The Remkes Commission gave them that hope on the horizon: halving nitrogen emissions by 2030. That is an ambitious goal, which is fine, says Jan Dijkstra, livestock feed expert and a member of the Wageningen Taskforce. But he doubts whether Remkes’s ambitions are feasible. ‘Halving emissions is theoretically possible, but it does require drastic measures, like adapted barns. And that is a very costly business.’ The same goes for the commission’s recommendation to ban slurry. ‘For many farmers, that requires a completely new barn design. That is a tall order if you have just invested in a new low-emission barn.’ Dijkstra sees it as a positive point that Remkes emphasizes goals rather than means. ‘That give farmers scope for their professional know-how, and for customized approaches.’

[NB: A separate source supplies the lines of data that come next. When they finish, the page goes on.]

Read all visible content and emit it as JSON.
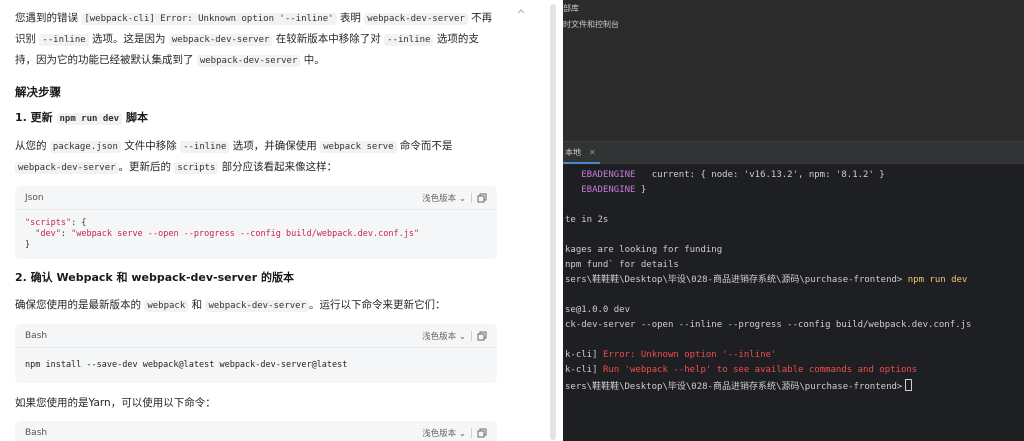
{
  "chat": {
    "intro": {
      "p1": "您遇到的错误 ",
      "code1": "[webpack-cli] Error: Unknown option '--inline'",
      "p2": " 表明 ",
      "code2": "webpack-dev-server",
      "p3": " 不再识别 ",
      "code3": "--inline",
      "p4": " 选项。这是因为 ",
      "code4": "webpack-dev-server",
      "p5": " 在较新版本中移除了对 ",
      "code5": "--inline",
      "p6": " 选项的支持，因为它的功能已经被默认集成到了 ",
      "code6": "webpack-dev-server",
      "p7": " 中。"
    },
    "solution_heading": "解决步骤",
    "step1": {
      "heading_prefix": "1. 更新 ",
      "heading_code": "npm run dev",
      "heading_suffix": " 脚本",
      "p1": "从您的 ",
      "code1": "package.json",
      "p2": " 文件中移除 ",
      "code2": "--inline",
      "p3": " 选项，并确保使用 ",
      "code3": "webpack serve",
      "p4": " 命令而不是 ",
      "code4": "webpack-dev-server",
      "p5": "。更新后的 ",
      "code5": "scripts",
      "p6": " 部分应该看起来像这样："
    },
    "code_json": {
      "lang": "Json",
      "theme_label": "浅色版本",
      "line1_key": "\"scripts\"",
      "line1_rest": ": {",
      "line2_key": "\"dev\"",
      "line2_colon": ": ",
      "line2_val": "\"webpack serve --open --progress --config build/webpack.dev.conf.js\"",
      "line3": "}"
    },
    "step2": {
      "heading": "2. 确认 Webpack 和 webpack-dev-server 的版本",
      "p1": "确保您使用的是最新版本的 ",
      "code1": "webpack",
      "p2": " 和 ",
      "code2": "webpack-dev-server",
      "p3": "。运行以下命令来更新它们："
    },
    "code_bash": {
      "lang": "Bash",
      "theme_label": "浅色版本",
      "line1": "npm install --save-dev webpack@latest webpack-dev-server@latest"
    },
    "yarn_text": "如果您使用的是Yarn，可以使用以下命令：",
    "code_bash2": {
      "lang": "Bash",
      "theme_label": "浅色版本"
    }
  },
  "ide": {
    "tree_items": [
      "部库",
      "时文件和控制台"
    ],
    "terminal_tab": "本地",
    "terminal_lines": [
      {
        "a": "",
        "b": "EBADENGINE",
        "c": "   current: { node: 'v16.13.2', npm: '8.1.2' }"
      },
      {
        "a": "",
        "b": "EBADENGINE",
        "c": " }"
      },
      {
        "a": "te in 2s"
      },
      {
        "a": "kages are looking for funding"
      },
      {
        "a": "npm fund` for details"
      },
      {
        "a": "sers\\鞋鞋鞋\\Desktop\\毕设\\028-商品进销存系统\\源码\\purchase-frontend> ",
        "cmd": "npm run dev"
      },
      {
        "a": "se@1.0.0 dev"
      },
      {
        "a": "ck-dev-server --open --inline --progress --config build/webpack.dev.conf.js"
      },
      {
        "a": "k-cli] ",
        "err": "Error: Unknown option '--inline'"
      },
      {
        "a": "k-cli] ",
        "err": "Run 'webpack --help' to see available commands and options"
      },
      {
        "a": "sers\\鞋鞋鞋\\Desktop\\毕设\\028-商品进销存系统\\源码\\purchase-frontend>"
      }
    ]
  }
}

Collaborating in the Nitrogen Taskforce
Finding solutions together takes time. This is reflected in the experience of WUR’s Nitrogen Taskforce, which brought Wageningen animal scientists, ecologists, agrotechnologists, economists and spatial planners together to create a roadmap for tackling the nitrogen problem. This kind of collaboration was new to most of the participants, and livestock and nature researchers held in-depth discussions for the first time. Jan Dijkstra, who describes himself as a ‘dyed-in-the-wool animal feeds man’ at WUR, thoroughly enjoyed learning about the ecological aspects of ammonia. ‘One of the things I learned from the ecologists was that nature restoration is not just about nitrogen, but that a high water table in some nature areas can be even more important for achieving nature-related objectives. That’s something livestock farmers in those sorts of areas need to know, so they understand which measures they should take to contribute to nature restoration.’ In turn, ecologist Nina Smits learned when the livestock farmers produce ammonia, and which techniques and management approaches she could use to influence those emissions. ‘During the discussion, animal scientists explained which measures farmers could use to reduce their emissions of x tons of nitrogen, and then they looked at me and asked: what does that mean for nature? And I had to disappoint them. I can’t say what lower emissions will mean for the nitrogen deposition in a particular nature area, because to do that you need more information about the local situation.’ Both Dijkstra and Smits say the nitrogen problem is highly complex and is made up lots of smaller problems. Chair Tia Hermans: ‘For the first time, we have really thought through what one aspect of the problem means for another aspect of it. That is what makes this a genuinely joint Wageningen plan.’ Apart from the people mentioned in this article, others who took part in the taskforce are: Karin Groenestein, Nico Ogink, Jan Huijsmans, Gerard Velthof, Raymond Jongschaap, Peter Geerdink, Sandra Munniks, Roel Jongeneel and Marc Ravesloot.